[Items from an interface collection]
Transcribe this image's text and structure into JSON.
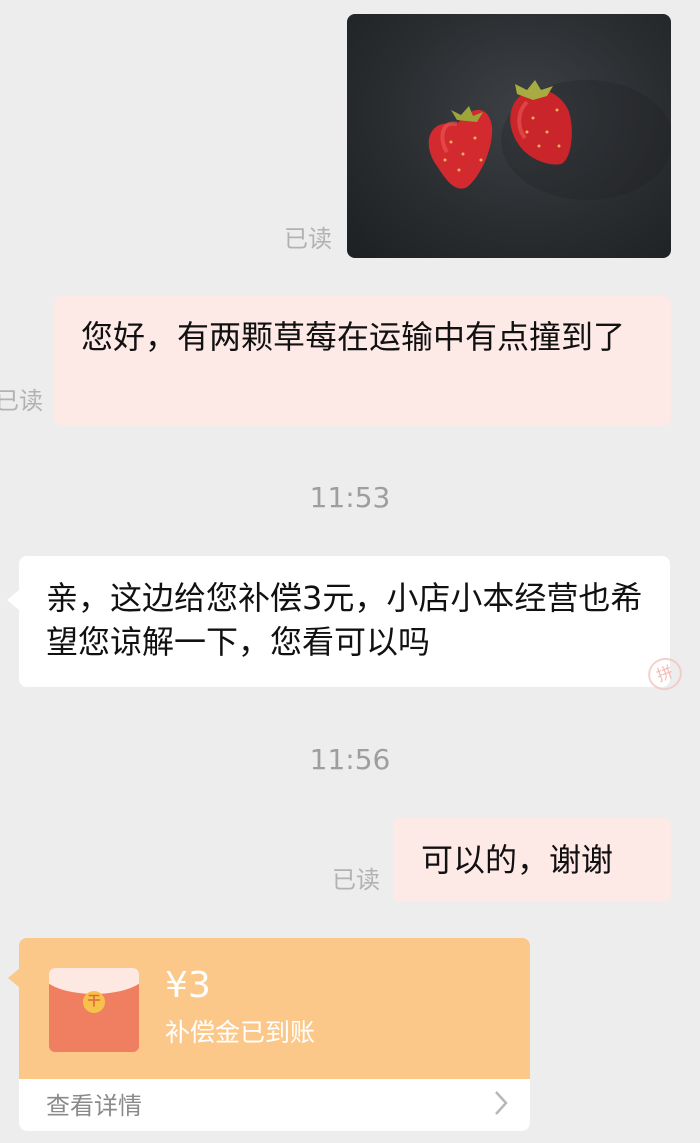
{
  "messages": [
    {
      "type": "image",
      "side": "right",
      "read_status": "已读",
      "image_icon": "strawberry-photo"
    },
    {
      "type": "text",
      "side": "right",
      "text": "您好，有两颗草莓在运输中有点撞到了",
      "read_status": "已读"
    },
    {
      "type": "timestamp",
      "text": "11:53"
    },
    {
      "type": "text",
      "side": "left",
      "text": "亲，这边给您补偿3元，小店小本经营也希望您谅解一下，您看可以吗"
    },
    {
      "type": "timestamp",
      "text": "11:56"
    },
    {
      "type": "text",
      "side": "right",
      "text": "可以的，谢谢",
      "read_status": "已读"
    }
  ],
  "red_packet": {
    "amount": "¥3",
    "status": "补偿金已到账",
    "link_label": "查看详情",
    "seal_glyph": "干",
    "icon": "red-envelope-icon"
  },
  "edge_marks": {
    "left_read_fragment": "已读",
    "right_fragment": "拼"
  },
  "colors": {
    "background": "#ededed",
    "outgoing_bubble": "#fde9e6",
    "incoming_bubble": "#ffffff",
    "red_packet": "#fbc88a",
    "envelope": "#f07f62"
  }
}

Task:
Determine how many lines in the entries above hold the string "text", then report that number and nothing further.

Solution for this exercise:
9